■ **Your task**
For this exercise, restate the data below with no change at all.

****

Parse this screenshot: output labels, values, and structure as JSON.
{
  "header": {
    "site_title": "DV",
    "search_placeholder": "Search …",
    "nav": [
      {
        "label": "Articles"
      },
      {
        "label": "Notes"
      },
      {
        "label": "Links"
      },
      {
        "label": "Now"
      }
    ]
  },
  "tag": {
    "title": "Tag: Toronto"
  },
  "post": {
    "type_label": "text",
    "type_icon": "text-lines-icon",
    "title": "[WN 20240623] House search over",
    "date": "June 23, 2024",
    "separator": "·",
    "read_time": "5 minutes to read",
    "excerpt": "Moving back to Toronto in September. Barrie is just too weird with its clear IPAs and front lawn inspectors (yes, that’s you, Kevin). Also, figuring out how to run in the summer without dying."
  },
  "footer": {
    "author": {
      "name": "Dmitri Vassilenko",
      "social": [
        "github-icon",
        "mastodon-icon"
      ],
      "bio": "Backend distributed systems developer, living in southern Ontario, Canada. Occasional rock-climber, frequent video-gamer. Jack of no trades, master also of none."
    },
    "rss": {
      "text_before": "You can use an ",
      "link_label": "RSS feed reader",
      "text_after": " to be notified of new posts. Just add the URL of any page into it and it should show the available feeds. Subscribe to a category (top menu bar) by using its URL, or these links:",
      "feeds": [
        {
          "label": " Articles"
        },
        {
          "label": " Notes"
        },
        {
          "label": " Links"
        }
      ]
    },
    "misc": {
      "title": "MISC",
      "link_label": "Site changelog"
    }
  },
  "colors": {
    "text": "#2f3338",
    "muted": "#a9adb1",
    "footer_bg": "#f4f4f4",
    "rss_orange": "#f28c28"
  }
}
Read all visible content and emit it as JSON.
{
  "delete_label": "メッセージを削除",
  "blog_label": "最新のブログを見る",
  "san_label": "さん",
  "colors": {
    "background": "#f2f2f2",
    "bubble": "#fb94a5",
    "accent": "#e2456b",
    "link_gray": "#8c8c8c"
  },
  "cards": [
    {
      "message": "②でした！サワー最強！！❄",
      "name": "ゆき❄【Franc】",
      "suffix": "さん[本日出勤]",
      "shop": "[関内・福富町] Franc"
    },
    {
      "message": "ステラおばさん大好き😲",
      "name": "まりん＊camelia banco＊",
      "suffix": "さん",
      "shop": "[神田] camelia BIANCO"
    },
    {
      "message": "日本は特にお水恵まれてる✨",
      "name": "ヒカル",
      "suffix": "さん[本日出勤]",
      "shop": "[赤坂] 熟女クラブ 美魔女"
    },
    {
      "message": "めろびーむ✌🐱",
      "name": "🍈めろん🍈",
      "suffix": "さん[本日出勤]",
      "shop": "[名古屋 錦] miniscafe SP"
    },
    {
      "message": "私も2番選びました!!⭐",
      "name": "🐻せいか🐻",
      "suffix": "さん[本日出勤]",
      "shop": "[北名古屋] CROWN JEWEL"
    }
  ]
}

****

■ **Solved exercise**
Parse this screenshot: output labels, values, and structure as JSON.
{
  "header": {
    "site_title": "DV",
    "search_placeholder": "Search …",
    "nav": [
      {
        "label": "Articles"
      },
      {
        "label": "Notes"
      },
      {
        "label": "Links"
      },
      {
        "label": "Now"
      }
    ]
  },
  "tag": {
    "title": "Tag: Toronto"
  },
  "post": {
    "type_label": "text",
    "type_icon": "text-lines-icon",
    "title": "[WN 20240623] House search over",
    "date": "June 23, 2024",
    "separator": "·",
    "read_time": "5 minutes to read",
    "excerpt": "Moving back to Toronto in September. Barrie is just too weird with its clear IPAs and front lawn inspectors (yes, that’s you, Kevin). Also, figuring out how to run in the summer without dying."
  },
  "footer": {
    "author": {
      "name": "Dmitri Vassilenko",
      "social": [
        "github-icon",
        "mastodon-icon"
      ],
      "bio": "Backend distributed systems developer, living in southern Ontario, Canada. Occasional rock-climber, frequent video-gamer. Jack of no trades, master also of none."
    },
    "rss": {
      "text_before": "You can use an ",
      "link_label": "RSS feed reader",
      "text_after": " to be notified of new posts. Just add the URL of any page into it and it should show the available feeds. Subscribe to a category (top menu bar) by using its URL, or these links:",
      "feeds": [
        {
          "label": " Articles"
        },
        {
          "label": " Notes"
        },
        {
          "label": " Links"
        }
      ]
    },
    "misc": {
      "title": "MISC",
      "link_label": "Site changelog"
    }
  },
  "colors": {
    "text": "#2f3338",
    "muted": "#a9adb1",
    "footer_bg": "#f4f4f4",
    "rss_orange": "#f28c28"
  }
}
Read all visible content and emit it as JSON.
{
  "delete_label": "メッセージを削除",
  "blog_label": "最新のブログを見る",
  "san_label": "さん",
  "colors": {
    "background": "#f2f2f2",
    "bubble": "#fb94a5",
    "accent": "#e2456b",
    "link_gray": "#8c8c8c"
  },
  "cards": [
    {
      "message": "②でした！サワー最強！！❄",
      "name": "ゆき❄【Franc】",
      "suffix": "さん[本日出勤]",
      "shop": "[関内・福富町] Franc"
    },
    {
      "message": "ステラおばさん大好き😲",
      "name": "まりん＊camelia banco＊",
      "suffix": "さん",
      "shop": "[神田] camelia BIANCO"
    },
    {
      "message": "日本は特にお水恵まれてる✨",
      "name": "ヒカル",
      "suffix": "さん[本日出勤]",
      "shop": "[赤坂] 熟女クラブ 美魔女"
    },
    {
      "message": "めろびーむ✌🐱",
      "name": "🍈めろん🍈",
      "suffix": "さん[本日出勤]",
      "shop": "[名古屋 錦] miniscafe SP"
    },
    {
      "message": "私も2番選びました!!⭐",
      "name": "🐻せいか🐻",
      "suffix": "さん[本日出勤]",
      "shop": "[北名古屋] CROWN JEWEL"
    }
  ]
}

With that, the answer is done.